TASK TO CARRY OUT:
In the copy of these records, include no pictures and change nothing else.

RECORDS TO PROCESS START

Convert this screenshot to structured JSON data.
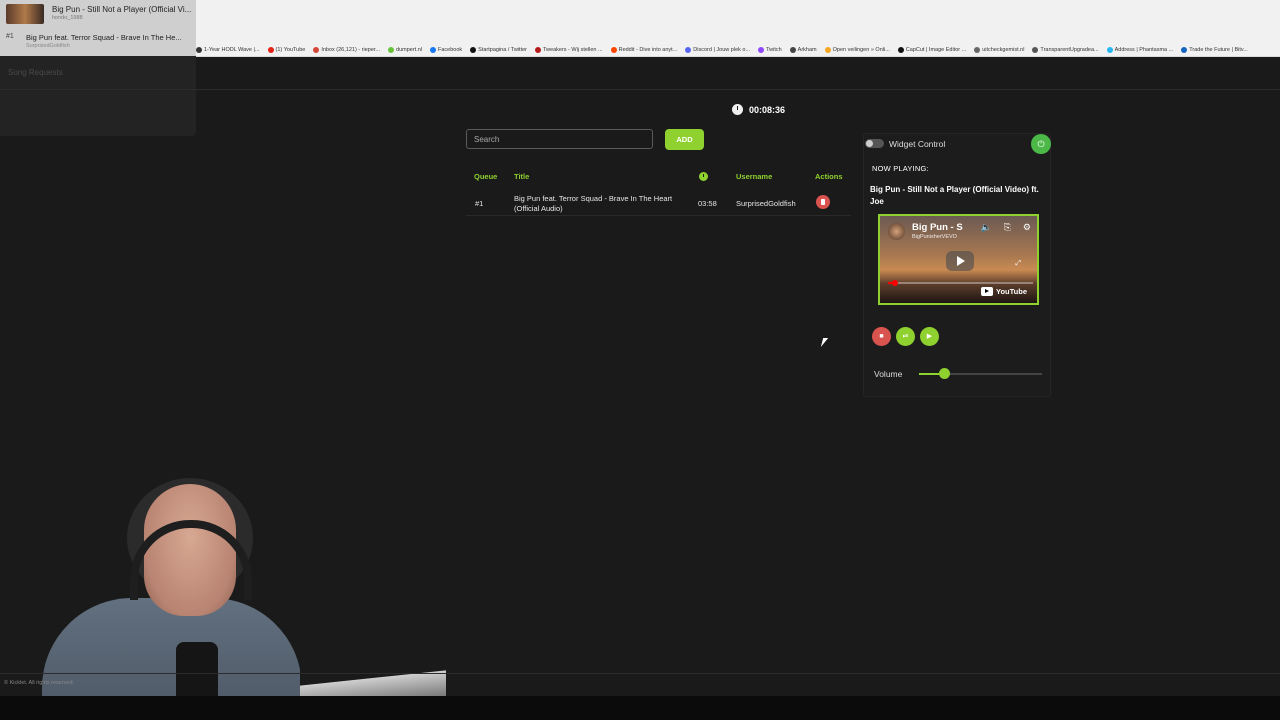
{
  "browser": {
    "bookmarks": [
      {
        "label": "1-Year HODL Wave |...",
        "color": "#333333"
      },
      {
        "label": "(1) YouTube",
        "color": "#e62117"
      },
      {
        "label": "Inbox (26,121) - rieper...",
        "color": "#d44638"
      },
      {
        "label": "dumpert.nl",
        "color": "#66c33a"
      },
      {
        "label": "Facebook",
        "color": "#1877f2"
      },
      {
        "label": "Startpagina / Twitter",
        "color": "#111111"
      },
      {
        "label": "Tweakers - Wij stellen ...",
        "color": "#b31b1b"
      },
      {
        "label": "Reddit - Dive into anyt...",
        "color": "#ff4500"
      },
      {
        "label": "Discord | Jouw plek o...",
        "color": "#5865f2"
      },
      {
        "label": "Twitch",
        "color": "#9146ff"
      },
      {
        "label": "Arkham",
        "color": "#444444"
      },
      {
        "label": "Open veilingen » Onli...",
        "color": "#f5a623"
      },
      {
        "label": "CapCut | Image Editor ...",
        "color": "#111111"
      },
      {
        "label": "uitcheckgemist.nl",
        "color": "#666666"
      },
      {
        "label": "TransparentUpgradea...",
        "color": "#555555"
      },
      {
        "label": "Address | Phantasma ...",
        "color": "#29b6f6"
      },
      {
        "label": "Trade the Future | Bitv...",
        "color": "#1565c0"
      }
    ]
  },
  "mini_player": {
    "title": "Big Pun - Still Not a Player (Official Vi...",
    "subtitle": "hondo_1988",
    "queue_num": "#1",
    "queue_title": "Big Pun feat. Terror Squad - Brave In The He...",
    "queue_sub": "SurprisedGoldfish",
    "section_label": "Song Requests"
  },
  "timer": "00:08:36",
  "search": {
    "placeholder": "Search",
    "add_label": "ADD"
  },
  "table": {
    "headers": {
      "queue": "Queue",
      "title": "Title",
      "username": "Username",
      "actions": "Actions"
    },
    "rows": [
      {
        "queue": "#1",
        "title_line1": "Big Pun feat. Terror Squad - Brave In The Heart",
        "title_line2": "(Official Audio)",
        "duration": "03:58",
        "username": "SurprisedGoldfish"
      }
    ]
  },
  "widget": {
    "control_label": "Widget Control",
    "control_on": false,
    "now_playing_label": "NOW PLAYING:",
    "now_playing_title": "Big Pun - Still Not a Player (Official Video) ft. Joe",
    "video": {
      "title": "Big Pun - S",
      "channel": "BigPunisherVEVO",
      "brand": "YouTube",
      "progress": 0.05
    },
    "volume_label": "Volume",
    "volume": 0.2
  },
  "footer": "© Kicklet. All rights reserved.",
  "colors": {
    "accent": "#8fd12f",
    "danger": "#d9534f",
    "power": "#4cb848",
    "background": "#1a1a1a"
  }
}
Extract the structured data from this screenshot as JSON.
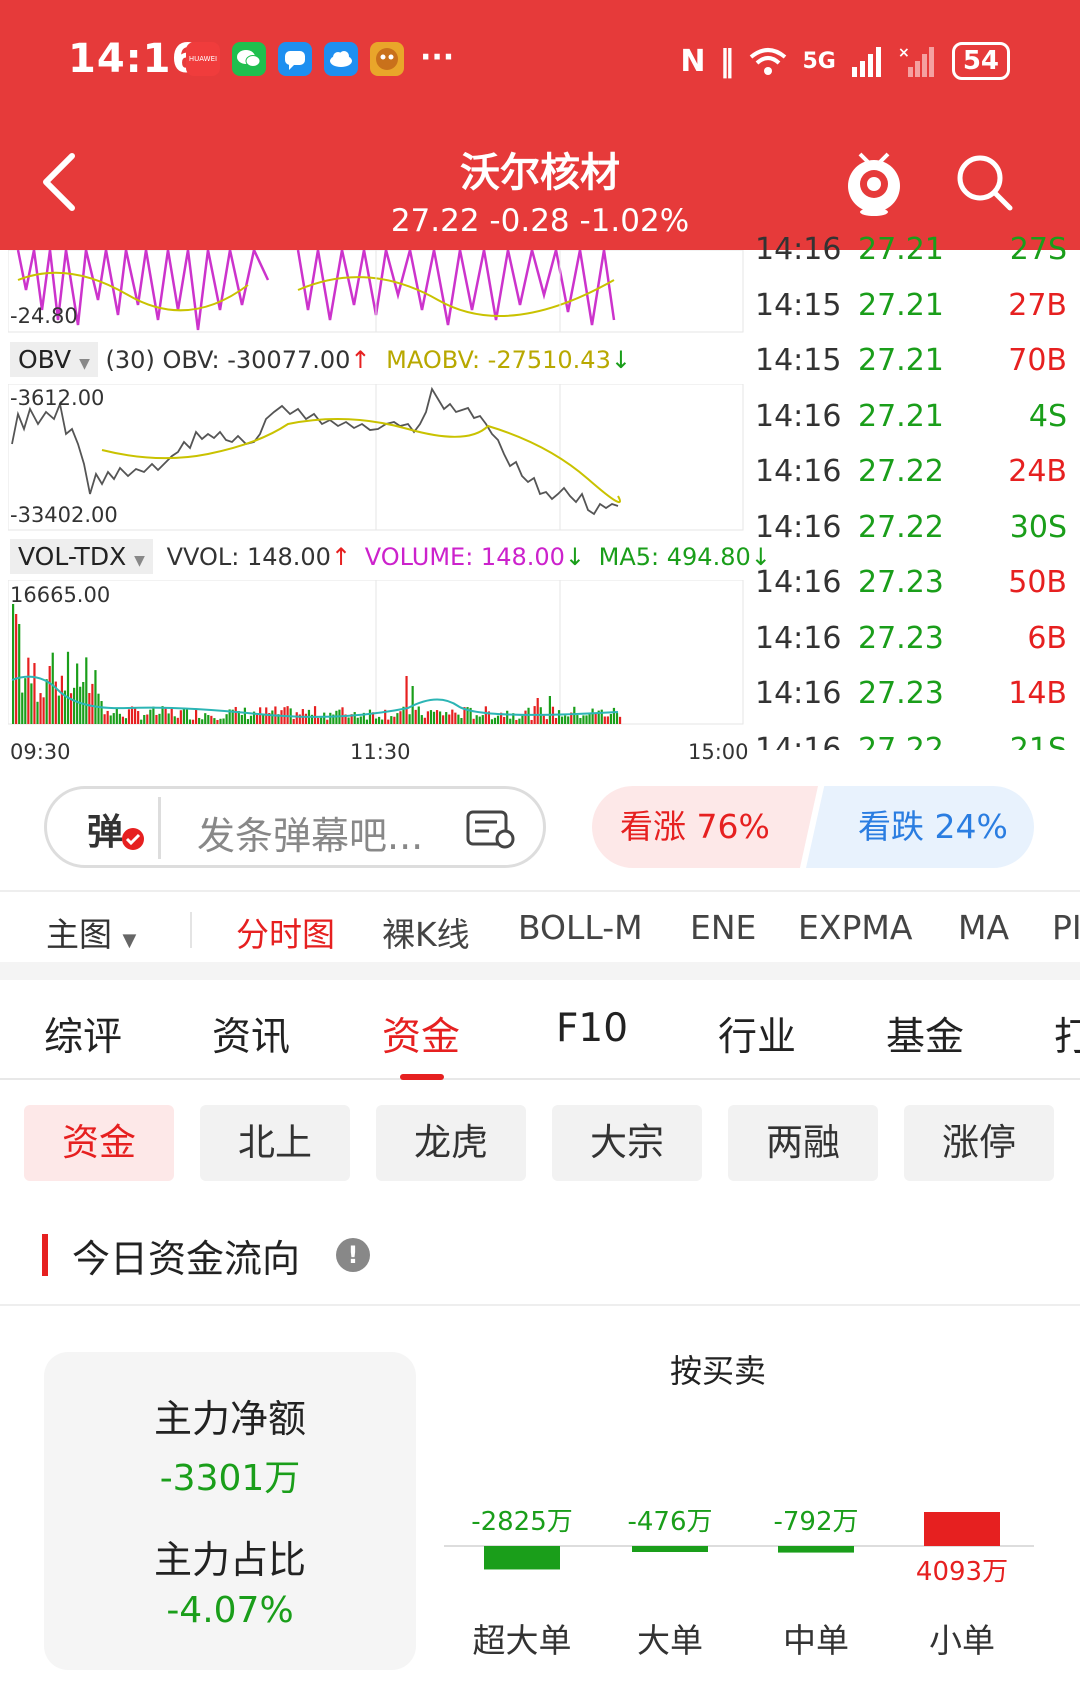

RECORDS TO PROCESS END

YOUR RESPONSE:
Convert this screenshot to structured JSON data.
{
  "browser": {
    "bookmarks": [
      {
        "label": "1-Year HODL Wave |...",
        "color": "#333333"
      },
      {
        "label": "(1) YouTube",
        "color": "#e62117"
      },
      {
        "label": "Inbox (26,121) - rieper...",
        "color": "#d44638"
      },
      {
        "label": "dumpert.nl",
        "color": "#66c33a"
      },
      {
        "label": "Facebook",
        "color": "#1877f2"
      },
      {
        "label": "Startpagina / Twitter",
        "color": "#111111"
      },
      {
        "label": "Tweakers - Wij stellen ...",
        "color": "#b31b1b"
      },
      {
        "label": "Reddit - Dive into anyt...",
        "color": "#ff4500"
      },
      {
        "label": "Discord | Jouw plek o...",
        "color": "#5865f2"
      },
      {
        "label": "Twitch",
        "color": "#9146ff"
      },
      {
        "label": "Arkham",
        "color": "#444444"
      },
      {
        "label": "Open veilingen » Onli...",
        "color": "#f5a623"
      },
      {
        "label": "CapCut | Image Editor ...",
        "color": "#111111"
      },
      {
        "label": "uitcheckgemist.nl",
        "color": "#666666"
      },
      {
        "label": "TransparentUpgradea...",
        "color": "#555555"
      },
      {
        "label": "Address | Phantasma ...",
        "color": "#29b6f6"
      },
      {
        "label": "Trade the Future | Bitv...",
        "color": "#1565c0"
      }
    ]
  },
  "mini_player": {
    "title": "Big Pun - Still Not a Player (Official Vi...",
    "subtitle": "hondo_1988",
    "queue_num": "#1",
    "queue_title": "Big Pun feat. Terror Squad - Brave In The He...",
    "queue_sub": "SurprisedGoldfish",
    "section_label": "Song Requests"
  },
  "timer": "00:08:36",
  "search": {
    "placeholder": "Search",
    "add_label": "ADD"
  },
  "table": {
    "headers": {
      "queue": "Queue",
      "title": "Title",
      "username": "Username",
      "actions": "Actions"
    },
    "rows": [
      {
        "queue": "#1",
        "title_line1": "Big Pun feat. Terror Squad - Brave In The Heart",
        "title_line2": "(Official Audio)",
        "duration": "03:58",
        "username": "SurprisedGoldfish"
      }
    ]
  },
  "widget": {
    "control_label": "Widget Control",
    "control_on": false,
    "now_playing_label": "NOW PLAYING:",
    "now_playing_title": "Big Pun - Still Not a Player (Official Video) ft. Joe",
    "video": {
      "title": "Big Pun - S",
      "channel": "BigPunisherVEVO",
      "brand": "YouTube",
      "progress": 0.05
    },
    "volume_label": "Volume",
    "volume": 0.2
  },
  "footer": "© Kicklet. All rights reserved.",
  "colors": {
    "accent": "#8fd12f",
    "danger": "#d9534f",
    "power": "#4cb848",
    "background": "#1a1a1a"
  }
}
Extract the structured data from this screenshot as JSON.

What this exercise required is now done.